▸ **EXERCISE INSTRUCTIONS**
Copy every record that follows, word for word.

Page and application data records
[Start of section]

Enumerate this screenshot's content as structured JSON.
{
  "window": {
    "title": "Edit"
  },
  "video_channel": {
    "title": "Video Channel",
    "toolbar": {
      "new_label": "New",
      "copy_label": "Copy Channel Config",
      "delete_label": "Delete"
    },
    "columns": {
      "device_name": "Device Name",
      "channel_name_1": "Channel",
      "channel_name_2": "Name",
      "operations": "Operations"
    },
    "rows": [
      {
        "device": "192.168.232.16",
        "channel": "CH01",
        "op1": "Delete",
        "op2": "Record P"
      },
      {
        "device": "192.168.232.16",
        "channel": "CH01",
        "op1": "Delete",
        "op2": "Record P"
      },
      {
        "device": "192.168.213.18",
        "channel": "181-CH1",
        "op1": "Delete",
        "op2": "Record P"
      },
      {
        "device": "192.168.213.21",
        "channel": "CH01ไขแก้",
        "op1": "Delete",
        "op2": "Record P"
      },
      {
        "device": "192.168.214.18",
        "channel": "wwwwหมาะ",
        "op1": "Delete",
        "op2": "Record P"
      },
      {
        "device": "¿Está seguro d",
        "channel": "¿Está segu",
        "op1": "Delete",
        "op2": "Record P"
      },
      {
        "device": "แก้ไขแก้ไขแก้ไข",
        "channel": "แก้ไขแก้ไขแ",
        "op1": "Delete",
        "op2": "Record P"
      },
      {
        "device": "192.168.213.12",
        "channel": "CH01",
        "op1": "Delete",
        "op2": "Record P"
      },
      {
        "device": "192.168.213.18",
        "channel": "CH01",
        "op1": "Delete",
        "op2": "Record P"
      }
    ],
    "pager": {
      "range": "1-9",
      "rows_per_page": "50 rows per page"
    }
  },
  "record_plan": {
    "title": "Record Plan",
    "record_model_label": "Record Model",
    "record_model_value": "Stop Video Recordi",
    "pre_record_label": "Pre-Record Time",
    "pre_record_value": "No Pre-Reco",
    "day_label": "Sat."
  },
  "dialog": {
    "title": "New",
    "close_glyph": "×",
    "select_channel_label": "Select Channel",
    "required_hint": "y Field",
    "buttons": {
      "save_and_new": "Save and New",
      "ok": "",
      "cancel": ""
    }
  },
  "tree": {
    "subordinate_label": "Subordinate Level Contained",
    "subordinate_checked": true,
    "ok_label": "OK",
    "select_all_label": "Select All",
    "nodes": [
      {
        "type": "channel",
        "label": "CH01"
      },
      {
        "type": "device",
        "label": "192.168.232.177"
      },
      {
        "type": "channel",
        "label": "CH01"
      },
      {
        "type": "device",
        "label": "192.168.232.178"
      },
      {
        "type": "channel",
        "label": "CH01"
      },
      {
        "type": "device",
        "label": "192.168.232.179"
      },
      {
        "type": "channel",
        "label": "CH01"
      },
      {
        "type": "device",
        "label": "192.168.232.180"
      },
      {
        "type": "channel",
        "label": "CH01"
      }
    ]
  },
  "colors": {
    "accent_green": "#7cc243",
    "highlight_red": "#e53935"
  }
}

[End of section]

▸ **RESULT OF THE EXERCISE**
Enumerate this screenshot's content as structured JSON.
{
  "window": {
    "title": "Edit"
  },
  "video_channel": {
    "title": "Video Channel",
    "toolbar": {
      "new_label": "New",
      "copy_label": "Copy Channel Config",
      "delete_label": "Delete"
    },
    "columns": {
      "device_name": "Device Name",
      "channel_name_1": "Channel",
      "channel_name_2": "Name",
      "operations": "Operations"
    },
    "rows": [
      {
        "device": "192.168.232.16",
        "channel": "CH01",
        "op1": "Delete",
        "op2": "Record P"
      },
      {
        "device": "192.168.232.16",
        "channel": "CH01",
        "op1": "Delete",
        "op2": "Record P"
      },
      {
        "device": "192.168.213.18",
        "channel": "181-CH1",
        "op1": "Delete",
        "op2": "Record P"
      },
      {
        "device": "192.168.213.21",
        "channel": "CH01ไขแก้",
        "op1": "Delete",
        "op2": "Record P"
      },
      {
        "device": "192.168.214.18",
        "channel": "wwwwหมาะ",
        "op1": "Delete",
        "op2": "Record P"
      },
      {
        "device": "¿Está seguro d",
        "channel": "¿Está segu",
        "op1": "Delete",
        "op2": "Record P"
      },
      {
        "device": "แก้ไขแก้ไขแก้ไข",
        "channel": "แก้ไขแก้ไขแ",
        "op1": "Delete",
        "op2": "Record P"
      },
      {
        "device": "192.168.213.12",
        "channel": "CH01",
        "op1": "Delete",
        "op2": "Record P"
      },
      {
        "device": "192.168.213.18",
        "channel": "CH01",
        "op1": "Delete",
        "op2": "Record P"
      }
    ],
    "pager": {
      "range": "1-9",
      "rows_per_page": "50 rows per page"
    }
  },
  "record_plan": {
    "title": "Record Plan",
    "record_model_label": "Record Model",
    "record_model_value": "Stop Video Recordi",
    "pre_record_label": "Pre-Record Time",
    "pre_record_value": "No Pre-Reco",
    "day_label": "Sat."
  },
  "dialog": {
    "title": "New",
    "close_glyph": "×",
    "select_channel_label": "Select Channel",
    "required_hint": "y Field",
    "buttons": {
      "save_and_new": "Save and New",
      "ok": "",
      "cancel": ""
    }
  },
  "tree": {
    "subordinate_label": "Subordinate Level Contained",
    "subordinate_checked": true,
    "ok_label": "OK",
    "select_all_label": "Select All",
    "nodes": [
      {
        "type": "channel",
        "label": "CH01"
      },
      {
        "type": "device",
        "label": "192.168.232.177"
      },
      {
        "type": "channel",
        "label": "CH01"
      },
      {
        "type": "device",
        "label": "192.168.232.178"
      },
      {
        "type": "channel",
        "label": "CH01"
      },
      {
        "type": "device",
        "label": "192.168.232.179"
      },
      {
        "type": "channel",
        "label": "CH01"
      },
      {
        "type": "device",
        "label": "192.168.232.180"
      },
      {
        "type": "channel",
        "label": "CH01"
      }
    ]
  },
  "colors": {
    "accent_green": "#7cc243",
    "highlight_red": "#e53935"
  }
}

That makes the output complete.